Write the records out again exactly, but without pictures.

○ ○ ○ ○ ○

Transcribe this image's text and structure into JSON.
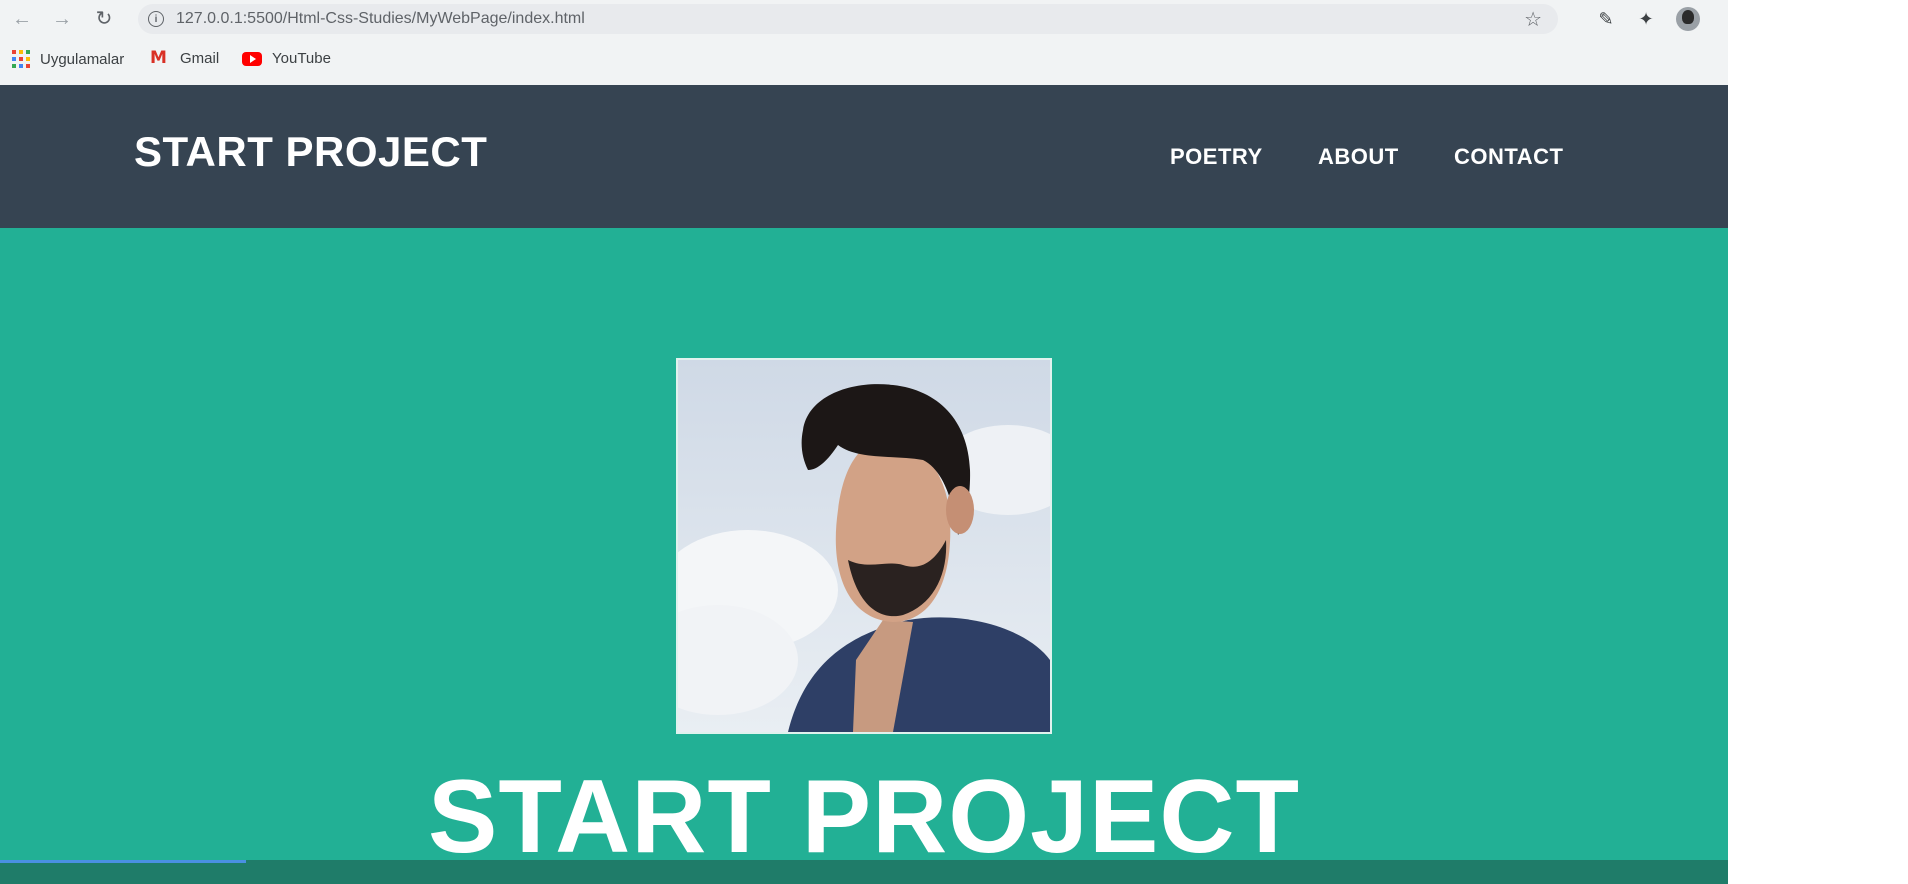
{
  "browser": {
    "url": "127.0.0.1:5500/Html-Css-Studies/MyWebPage/index.html",
    "bookmarks": [
      {
        "label": "Uygulamalar",
        "icon": "apps-grid-icon"
      },
      {
        "label": "Gmail",
        "icon": "gmail-icon"
      },
      {
        "label": "YouTube",
        "icon": "youtube-icon"
      }
    ]
  },
  "site": {
    "brand": "START PROJECT",
    "nav": [
      "POETRY",
      "ABOUT",
      "CONTACT"
    ],
    "hero_title": "START PROJECT"
  },
  "colors": {
    "nav_bg": "#364452",
    "hero_bg": "#22b095",
    "text": "#ffffff"
  }
}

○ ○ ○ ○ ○

◆ **Exercise response**:
Transcribe this image's text and structure into JSON.
{
  "browser": {
    "url": "127.0.0.1:5500/Html-Css-Studies/MyWebPage/index.html",
    "bookmarks": [
      {
        "label": "Uygulamalar",
        "icon": "apps-grid-icon"
      },
      {
        "label": "Gmail",
        "icon": "gmail-icon"
      },
      {
        "label": "YouTube",
        "icon": "youtube-icon"
      }
    ]
  },
  "site": {
    "brand": "START PROJECT",
    "nav": [
      "POETRY",
      "ABOUT",
      "CONTACT"
    ],
    "hero_title": "START PROJECT"
  },
  "colors": {
    "nav_bg": "#364452",
    "hero_bg": "#22b095",
    "text": "#ffffff"
  }
}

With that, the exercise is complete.